Collected data entries:
=======

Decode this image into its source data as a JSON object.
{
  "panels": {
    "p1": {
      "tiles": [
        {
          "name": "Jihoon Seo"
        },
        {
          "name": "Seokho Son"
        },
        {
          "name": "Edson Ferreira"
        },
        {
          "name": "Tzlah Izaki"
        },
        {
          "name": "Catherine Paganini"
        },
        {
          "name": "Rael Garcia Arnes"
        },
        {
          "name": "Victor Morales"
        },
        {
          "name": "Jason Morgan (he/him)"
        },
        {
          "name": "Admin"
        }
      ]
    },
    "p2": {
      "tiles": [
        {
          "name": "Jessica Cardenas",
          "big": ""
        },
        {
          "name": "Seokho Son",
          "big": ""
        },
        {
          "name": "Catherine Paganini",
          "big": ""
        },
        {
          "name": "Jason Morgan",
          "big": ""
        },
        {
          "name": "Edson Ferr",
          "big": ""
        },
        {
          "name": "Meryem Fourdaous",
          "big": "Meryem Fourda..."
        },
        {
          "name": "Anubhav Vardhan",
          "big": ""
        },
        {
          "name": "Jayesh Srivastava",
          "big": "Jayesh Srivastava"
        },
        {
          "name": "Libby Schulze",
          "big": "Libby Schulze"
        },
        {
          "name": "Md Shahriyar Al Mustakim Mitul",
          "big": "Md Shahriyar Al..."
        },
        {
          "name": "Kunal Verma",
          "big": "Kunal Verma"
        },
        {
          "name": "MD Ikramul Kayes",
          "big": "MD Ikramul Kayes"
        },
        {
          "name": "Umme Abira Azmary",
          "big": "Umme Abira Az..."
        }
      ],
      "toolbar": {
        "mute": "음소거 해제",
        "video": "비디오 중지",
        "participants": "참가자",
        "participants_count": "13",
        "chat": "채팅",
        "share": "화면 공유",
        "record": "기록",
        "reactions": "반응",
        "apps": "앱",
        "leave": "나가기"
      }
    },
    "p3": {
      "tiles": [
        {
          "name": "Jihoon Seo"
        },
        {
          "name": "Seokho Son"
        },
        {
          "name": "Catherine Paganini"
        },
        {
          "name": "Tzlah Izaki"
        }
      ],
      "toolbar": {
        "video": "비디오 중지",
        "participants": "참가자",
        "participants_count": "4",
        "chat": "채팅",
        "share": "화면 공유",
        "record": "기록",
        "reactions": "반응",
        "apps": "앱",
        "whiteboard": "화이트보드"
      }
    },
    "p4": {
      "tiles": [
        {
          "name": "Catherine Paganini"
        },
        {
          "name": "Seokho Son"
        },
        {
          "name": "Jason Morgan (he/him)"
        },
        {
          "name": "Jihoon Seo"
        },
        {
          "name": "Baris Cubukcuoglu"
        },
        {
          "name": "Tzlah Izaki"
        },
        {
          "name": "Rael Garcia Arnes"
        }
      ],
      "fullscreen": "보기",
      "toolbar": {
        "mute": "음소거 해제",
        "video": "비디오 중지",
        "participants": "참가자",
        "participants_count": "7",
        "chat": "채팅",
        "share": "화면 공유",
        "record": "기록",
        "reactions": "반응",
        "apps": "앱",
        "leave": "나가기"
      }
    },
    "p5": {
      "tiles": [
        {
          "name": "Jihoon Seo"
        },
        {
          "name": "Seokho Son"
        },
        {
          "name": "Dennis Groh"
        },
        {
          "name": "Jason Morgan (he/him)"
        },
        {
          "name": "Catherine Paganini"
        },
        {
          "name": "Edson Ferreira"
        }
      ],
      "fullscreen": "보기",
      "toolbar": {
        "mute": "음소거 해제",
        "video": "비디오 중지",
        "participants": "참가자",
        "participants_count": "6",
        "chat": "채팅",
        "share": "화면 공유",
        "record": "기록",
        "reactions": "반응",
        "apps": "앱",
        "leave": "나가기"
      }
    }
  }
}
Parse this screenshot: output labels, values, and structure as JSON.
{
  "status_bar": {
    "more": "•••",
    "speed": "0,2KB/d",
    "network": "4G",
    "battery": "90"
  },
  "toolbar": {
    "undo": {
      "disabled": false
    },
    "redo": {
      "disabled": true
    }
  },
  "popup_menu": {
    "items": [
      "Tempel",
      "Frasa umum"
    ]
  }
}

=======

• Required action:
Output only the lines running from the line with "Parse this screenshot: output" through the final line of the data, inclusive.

• Written solution:
Parse this screenshot: output labels, values, and structure as JSON.
{
  "status_bar": {
    "more": "•••",
    "speed": "0,2KB/d",
    "network": "4G",
    "battery": "90"
  },
  "toolbar": {
    "undo": {
      "disabled": false
    },
    "redo": {
      "disabled": true
    }
  },
  "popup_menu": {
    "items": [
      "Tempel",
      "Frasa umum"
    ]
  }
}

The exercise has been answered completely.